*Exercise requirements*: Please restate each entry that appears below word for word, without its pictures.

BEGIN

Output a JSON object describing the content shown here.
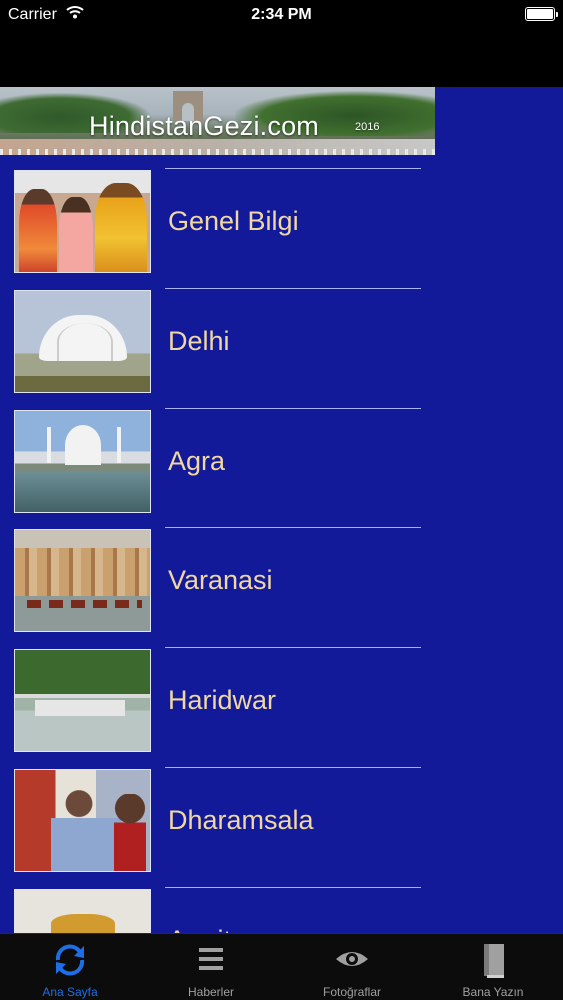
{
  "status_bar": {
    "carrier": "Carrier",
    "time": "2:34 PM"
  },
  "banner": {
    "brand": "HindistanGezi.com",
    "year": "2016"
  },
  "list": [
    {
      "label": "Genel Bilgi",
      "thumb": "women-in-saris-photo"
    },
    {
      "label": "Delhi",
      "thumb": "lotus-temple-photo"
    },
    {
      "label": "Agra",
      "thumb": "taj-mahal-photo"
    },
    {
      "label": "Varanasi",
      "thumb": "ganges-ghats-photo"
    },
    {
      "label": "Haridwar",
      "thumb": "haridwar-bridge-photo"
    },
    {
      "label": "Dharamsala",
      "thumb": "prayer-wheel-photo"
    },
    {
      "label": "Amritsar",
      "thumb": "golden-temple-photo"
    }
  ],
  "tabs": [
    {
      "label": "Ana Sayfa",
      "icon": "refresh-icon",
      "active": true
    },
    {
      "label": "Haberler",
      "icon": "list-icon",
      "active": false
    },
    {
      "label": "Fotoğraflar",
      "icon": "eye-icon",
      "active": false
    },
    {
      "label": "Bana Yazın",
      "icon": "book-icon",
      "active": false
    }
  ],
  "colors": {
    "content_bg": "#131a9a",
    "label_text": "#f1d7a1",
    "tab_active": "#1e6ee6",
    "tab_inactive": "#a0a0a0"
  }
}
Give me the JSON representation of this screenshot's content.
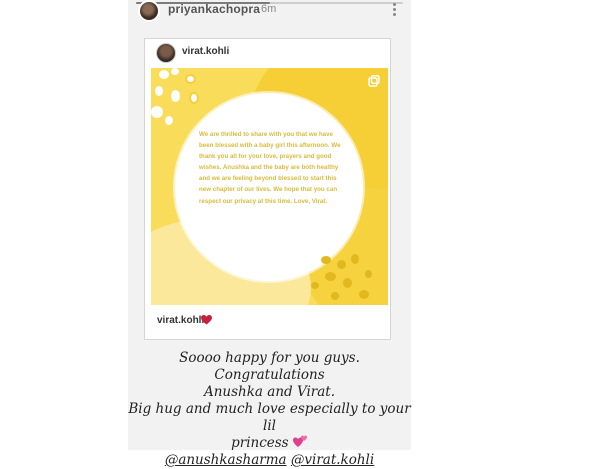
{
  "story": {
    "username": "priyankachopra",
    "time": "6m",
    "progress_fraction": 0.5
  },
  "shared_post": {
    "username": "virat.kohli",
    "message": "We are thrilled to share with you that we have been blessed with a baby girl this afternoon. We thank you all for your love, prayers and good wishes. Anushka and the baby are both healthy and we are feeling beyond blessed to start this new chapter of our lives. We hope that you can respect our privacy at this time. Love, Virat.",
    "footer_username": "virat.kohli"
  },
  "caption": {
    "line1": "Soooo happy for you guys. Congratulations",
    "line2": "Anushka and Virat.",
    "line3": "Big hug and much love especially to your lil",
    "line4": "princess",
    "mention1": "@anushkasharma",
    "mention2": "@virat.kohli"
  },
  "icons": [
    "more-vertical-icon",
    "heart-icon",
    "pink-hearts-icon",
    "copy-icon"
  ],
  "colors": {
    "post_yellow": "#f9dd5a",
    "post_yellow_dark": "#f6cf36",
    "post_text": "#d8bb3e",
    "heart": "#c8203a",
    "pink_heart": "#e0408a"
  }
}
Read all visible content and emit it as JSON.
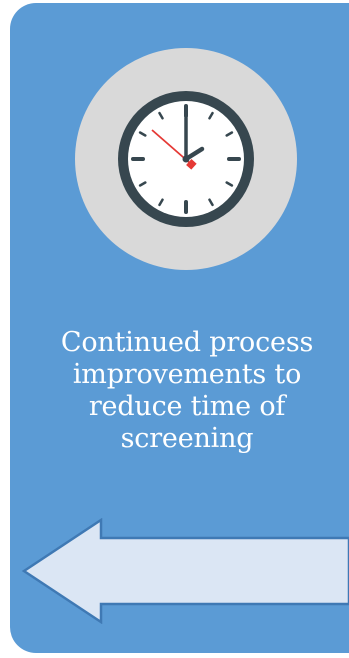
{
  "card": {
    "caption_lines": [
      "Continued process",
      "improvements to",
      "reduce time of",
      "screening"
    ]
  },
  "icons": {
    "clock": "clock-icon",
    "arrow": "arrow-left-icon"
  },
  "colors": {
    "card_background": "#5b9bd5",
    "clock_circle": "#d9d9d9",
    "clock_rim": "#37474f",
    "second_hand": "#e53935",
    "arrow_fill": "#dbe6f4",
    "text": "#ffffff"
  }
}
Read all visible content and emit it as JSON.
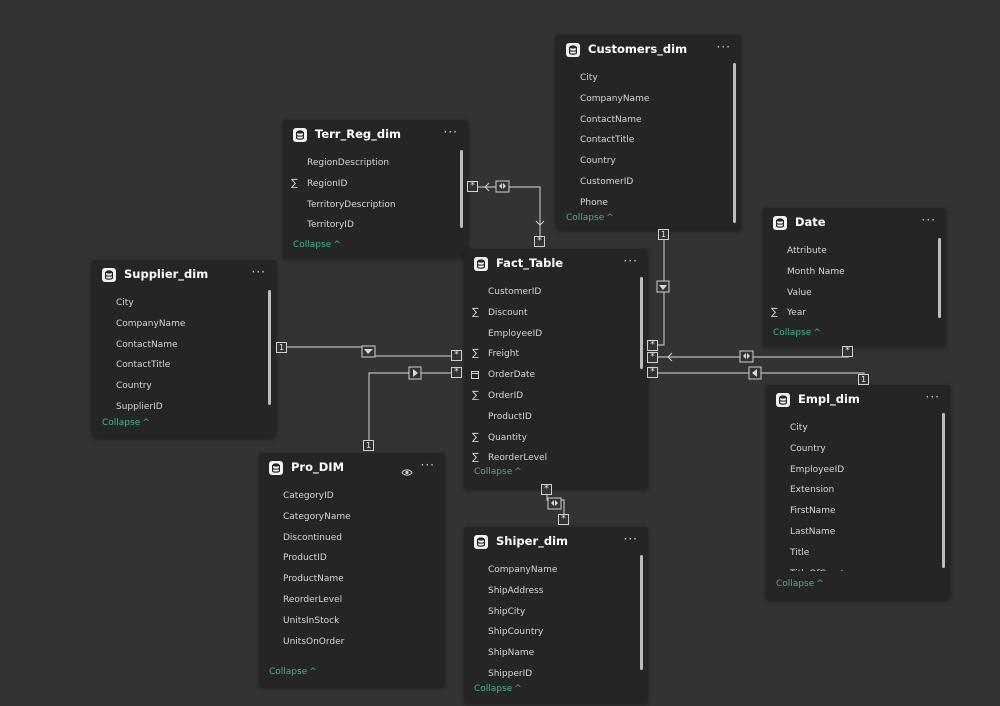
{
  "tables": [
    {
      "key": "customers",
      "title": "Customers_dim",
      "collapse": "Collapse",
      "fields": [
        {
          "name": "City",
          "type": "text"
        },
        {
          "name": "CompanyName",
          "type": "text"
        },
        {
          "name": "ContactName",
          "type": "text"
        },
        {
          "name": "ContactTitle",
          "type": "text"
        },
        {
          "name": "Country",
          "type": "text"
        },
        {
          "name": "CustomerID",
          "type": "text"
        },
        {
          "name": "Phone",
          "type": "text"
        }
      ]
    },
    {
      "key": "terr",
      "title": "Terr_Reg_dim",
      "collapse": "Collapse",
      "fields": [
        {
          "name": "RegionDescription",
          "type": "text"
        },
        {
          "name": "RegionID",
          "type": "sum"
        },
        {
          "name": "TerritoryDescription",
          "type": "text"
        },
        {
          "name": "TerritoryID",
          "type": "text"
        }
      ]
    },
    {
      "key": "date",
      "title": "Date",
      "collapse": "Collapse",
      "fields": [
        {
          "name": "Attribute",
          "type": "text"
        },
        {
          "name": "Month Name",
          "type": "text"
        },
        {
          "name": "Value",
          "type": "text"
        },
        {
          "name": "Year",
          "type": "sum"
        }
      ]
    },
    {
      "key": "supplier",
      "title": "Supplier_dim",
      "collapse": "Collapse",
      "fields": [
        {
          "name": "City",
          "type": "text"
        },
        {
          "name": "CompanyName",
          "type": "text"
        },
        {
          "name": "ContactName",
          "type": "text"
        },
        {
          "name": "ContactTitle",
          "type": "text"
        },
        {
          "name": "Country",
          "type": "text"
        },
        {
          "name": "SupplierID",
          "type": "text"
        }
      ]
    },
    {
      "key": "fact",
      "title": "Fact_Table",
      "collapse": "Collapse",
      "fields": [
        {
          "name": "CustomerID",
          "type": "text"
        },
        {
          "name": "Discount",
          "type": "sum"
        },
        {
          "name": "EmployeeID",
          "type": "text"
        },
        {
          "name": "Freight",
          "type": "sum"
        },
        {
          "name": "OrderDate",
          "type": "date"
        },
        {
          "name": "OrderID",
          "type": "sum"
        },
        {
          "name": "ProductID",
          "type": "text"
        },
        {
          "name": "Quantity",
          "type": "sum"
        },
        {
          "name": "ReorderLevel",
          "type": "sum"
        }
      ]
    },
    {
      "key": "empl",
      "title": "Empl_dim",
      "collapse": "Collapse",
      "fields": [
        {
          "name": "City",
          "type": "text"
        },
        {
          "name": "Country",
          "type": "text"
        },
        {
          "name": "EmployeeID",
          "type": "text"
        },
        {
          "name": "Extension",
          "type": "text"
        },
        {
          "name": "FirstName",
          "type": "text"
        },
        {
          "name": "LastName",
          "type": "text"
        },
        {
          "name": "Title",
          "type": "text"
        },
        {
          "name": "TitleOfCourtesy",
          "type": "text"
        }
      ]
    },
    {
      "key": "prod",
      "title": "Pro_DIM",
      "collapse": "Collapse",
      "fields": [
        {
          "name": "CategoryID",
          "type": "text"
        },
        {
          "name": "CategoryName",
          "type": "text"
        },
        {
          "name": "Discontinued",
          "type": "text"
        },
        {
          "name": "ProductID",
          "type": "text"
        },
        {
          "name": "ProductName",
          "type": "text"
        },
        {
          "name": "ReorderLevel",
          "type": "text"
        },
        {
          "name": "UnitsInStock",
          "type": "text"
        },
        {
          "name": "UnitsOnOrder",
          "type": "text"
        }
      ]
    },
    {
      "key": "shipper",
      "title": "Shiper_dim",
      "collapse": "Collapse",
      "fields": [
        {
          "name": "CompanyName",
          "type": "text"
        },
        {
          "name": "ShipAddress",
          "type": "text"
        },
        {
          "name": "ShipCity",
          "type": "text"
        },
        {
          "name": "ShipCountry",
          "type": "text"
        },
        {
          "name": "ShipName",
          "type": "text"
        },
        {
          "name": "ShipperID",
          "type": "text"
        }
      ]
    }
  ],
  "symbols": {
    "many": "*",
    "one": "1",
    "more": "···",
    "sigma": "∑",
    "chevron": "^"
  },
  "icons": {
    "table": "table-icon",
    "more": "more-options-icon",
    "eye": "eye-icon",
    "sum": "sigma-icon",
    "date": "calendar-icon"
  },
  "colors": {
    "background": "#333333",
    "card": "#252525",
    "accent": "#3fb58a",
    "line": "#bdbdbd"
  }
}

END

*Completed task*:
Output a JSON object describing the content shown here.
{
  "status_bar": {
    "carrier": "Carrier",
    "time": "2:34 PM"
  },
  "banner": {
    "brand": "HindistanGezi.com",
    "year": "2016"
  },
  "list": [
    {
      "label": "Genel Bilgi",
      "thumb": "women-in-saris-photo"
    },
    {
      "label": "Delhi",
      "thumb": "lotus-temple-photo"
    },
    {
      "label": "Agra",
      "thumb": "taj-mahal-photo"
    },
    {
      "label": "Varanasi",
      "thumb": "ganges-ghats-photo"
    },
    {
      "label": "Haridwar",
      "thumb": "haridwar-bridge-photo"
    },
    {
      "label": "Dharamsala",
      "thumb": "prayer-wheel-photo"
    },
    {
      "label": "Amritsar",
      "thumb": "golden-temple-photo"
    }
  ],
  "tabs": [
    {
      "label": "Ana Sayfa",
      "icon": "refresh-icon",
      "active": true
    },
    {
      "label": "Haberler",
      "icon": "list-icon",
      "active": false
    },
    {
      "label": "Fotoğraflar",
      "icon": "eye-icon",
      "active": false
    },
    {
      "label": "Bana Yazın",
      "icon": "book-icon",
      "active": false
    }
  ],
  "colors": {
    "content_bg": "#131a9a",
    "label_text": "#f1d7a1",
    "tab_active": "#1e6ee6",
    "tab_inactive": "#a0a0a0"
  }
}
Give me the JSON representation of this screenshot's content.
{
  "story": {
    "username": "priyankachopra",
    "time": "6m",
    "progress_fraction": 0.5
  },
  "shared_post": {
    "username": "virat.kohli",
    "message": "We are thrilled to share with you that we have been blessed with a baby girl this afternoon. We thank you all for your love, prayers and good wishes. Anushka and the baby are both healthy and we are feeling beyond blessed to start this new chapter of our lives. We hope that you can respect our privacy at this time. Love, Virat.",
    "footer_username": "virat.kohli"
  },
  "caption": {
    "line1": "Soooo happy for you guys. Congratulations",
    "line2": "Anushka and Virat.",
    "line3": "Big hug and much love especially to your lil",
    "line4": "princess",
    "mention1": "@anushkasharma",
    "mention2": "@virat.kohli"
  },
  "icons": [
    "more-vertical-icon",
    "heart-icon",
    "pink-hearts-icon",
    "copy-icon"
  ],
  "colors": {
    "post_yellow": "#f9dd5a",
    "post_yellow_dark": "#f6cf36",
    "post_text": "#d8bb3e",
    "heart": "#c8203a",
    "pink_heart": "#e0408a"
  }
}
Read all visible content and emit it as JSON.
{
  "card": {
    "caption_lines": [
      "Continued process",
      "improvements to",
      "reduce time of",
      "screening"
    ]
  },
  "icons": {
    "clock": "clock-icon",
    "arrow": "arrow-left-icon"
  },
  "colors": {
    "card_background": "#5b9bd5",
    "clock_circle": "#d9d9d9",
    "clock_rim": "#37474f",
    "second_hand": "#e53935",
    "arrow_fill": "#dbe6f4",
    "text": "#ffffff"
  }
}
Read all visible content and emit it as JSON.
{
  "tables": [
    {
      "key": "customers",
      "title": "Customers_dim",
      "collapse": "Collapse",
      "fields": [
        {
          "name": "City",
          "type": "text"
        },
        {
          "name": "CompanyName",
          "type": "text"
        },
        {
          "name": "ContactName",
          "type": "text"
        },
        {
          "name": "ContactTitle",
          "type": "text"
        },
        {
          "name": "Country",
          "type": "text"
        },
        {
          "name": "CustomerID",
          "type": "text"
        },
        {
          "name": "Phone",
          "type": "text"
        }
      ]
    },
    {
      "key": "terr",
      "title": "Terr_Reg_dim",
      "collapse": "Collapse",
      "fields": [
        {
          "name": "RegionDescription",
          "type": "text"
        },
        {
          "name": "RegionID",
          "type": "sum"
        },
        {
          "name": "TerritoryDescription",
          "type": "text"
        },
        {
          "name": "TerritoryID",
          "type": "text"
        }
      ]
    },
    {
      "key": "date",
      "title": "Date",
      "collapse": "Collapse",
      "fields": [
        {
          "name": "Attribute",
          "type": "text"
        },
        {
          "name": "Month Name",
          "type": "text"
        },
        {
          "name": "Value",
          "type": "text"
        },
        {
          "name": "Year",
          "type": "sum"
        }
      ]
    },
    {
      "key": "supplier",
      "title": "Supplier_dim",
      "collapse": "Collapse",
      "fields": [
        {
          "name": "City",
          "type": "text"
        },
        {
          "name": "CompanyName",
          "type": "text"
        },
        {
          "name": "ContactName",
          "type": "text"
        },
        {
          "name": "ContactTitle",
          "type": "text"
        },
        {
          "name": "Country",
          "type": "text"
        },
        {
          "name": "SupplierID",
          "type": "text"
        }
      ]
    },
    {
      "key": "fact",
      "title": "Fact_Table",
      "collapse": "Collapse",
      "fields": [
        {
          "name": "CustomerID",
          "type": "text"
        },
        {
          "name": "Discount",
          "type": "sum"
        },
        {
          "name": "EmployeeID",
          "type": "text"
        },
        {
          "name": "Freight",
          "type": "sum"
        },
        {
          "name": "OrderDate",
          "type": "date"
        },
        {
          "name": "OrderID",
          "type": "sum"
        },
        {
          "name": "ProductID",
          "type": "text"
        },
        {
          "name": "Quantity",
          "type": "sum"
        },
        {
          "name": "ReorderLevel",
          "type": "sum"
        }
      ]
    },
    {
      "key": "empl",
      "title": "Empl_dim",
      "collapse": "Collapse",
      "fields": [
        {
          "name": "City",
          "type": "text"
        },
        {
          "name": "Country",
          "type": "text"
        },
        {
          "name": "EmployeeID",
          "type": "text"
        },
        {
          "name": "Extension",
          "type": "text"
        },
        {
          "name": "FirstName",
          "type": "text"
        },
        {
          "name": "LastName",
          "type": "text"
        },
        {
          "name": "Title",
          "type": "text"
        },
        {
          "name": "TitleOfCourtesy",
          "type": "text"
        }
      ]
    },
    {
      "key": "prod",
      "title": "Pro_DIM",
      "collapse": "Collapse",
      "fields": [
        {
          "name": "CategoryID",
          "type": "text"
        },
        {
          "name": "CategoryName",
          "type": "text"
        },
        {
          "name": "Discontinued",
          "type": "text"
        },
        {
          "name": "ProductID",
          "type": "text"
        },
        {
          "name": "ProductName",
          "type": "text"
        },
        {
          "name": "ReorderLevel",
          "type": "text"
        },
        {
          "name": "UnitsInStock",
          "type": "text"
        },
        {
          "name": "UnitsOnOrder",
          "type": "text"
        }
      ]
    },
    {
      "key": "shipper",
      "title": "Shiper_dim",
      "collapse": "Collapse",
      "fields": [
        {
          "name": "CompanyName",
          "type": "text"
        },
        {
          "name": "ShipAddress",
          "type": "text"
        },
        {
          "name": "ShipCity",
          "type": "text"
        },
        {
          "name": "ShipCountry",
          "type": "text"
        },
        {
          "name": "ShipName",
          "type": "text"
        },
        {
          "name": "ShipperID",
          "type": "text"
        }
      ]
    }
  ],
  "symbols": {
    "many": "*",
    "one": "1",
    "more": "···",
    "sigma": "∑",
    "chevron": "^"
  },
  "icons": {
    "table": "table-icon",
    "more": "more-options-icon",
    "eye": "eye-icon",
    "sum": "sigma-icon",
    "date": "calendar-icon"
  },
  "colors": {
    "background": "#333333",
    "card": "#252525",
    "accent": "#3fb58a",
    "line": "#bdbdbd"
  }
}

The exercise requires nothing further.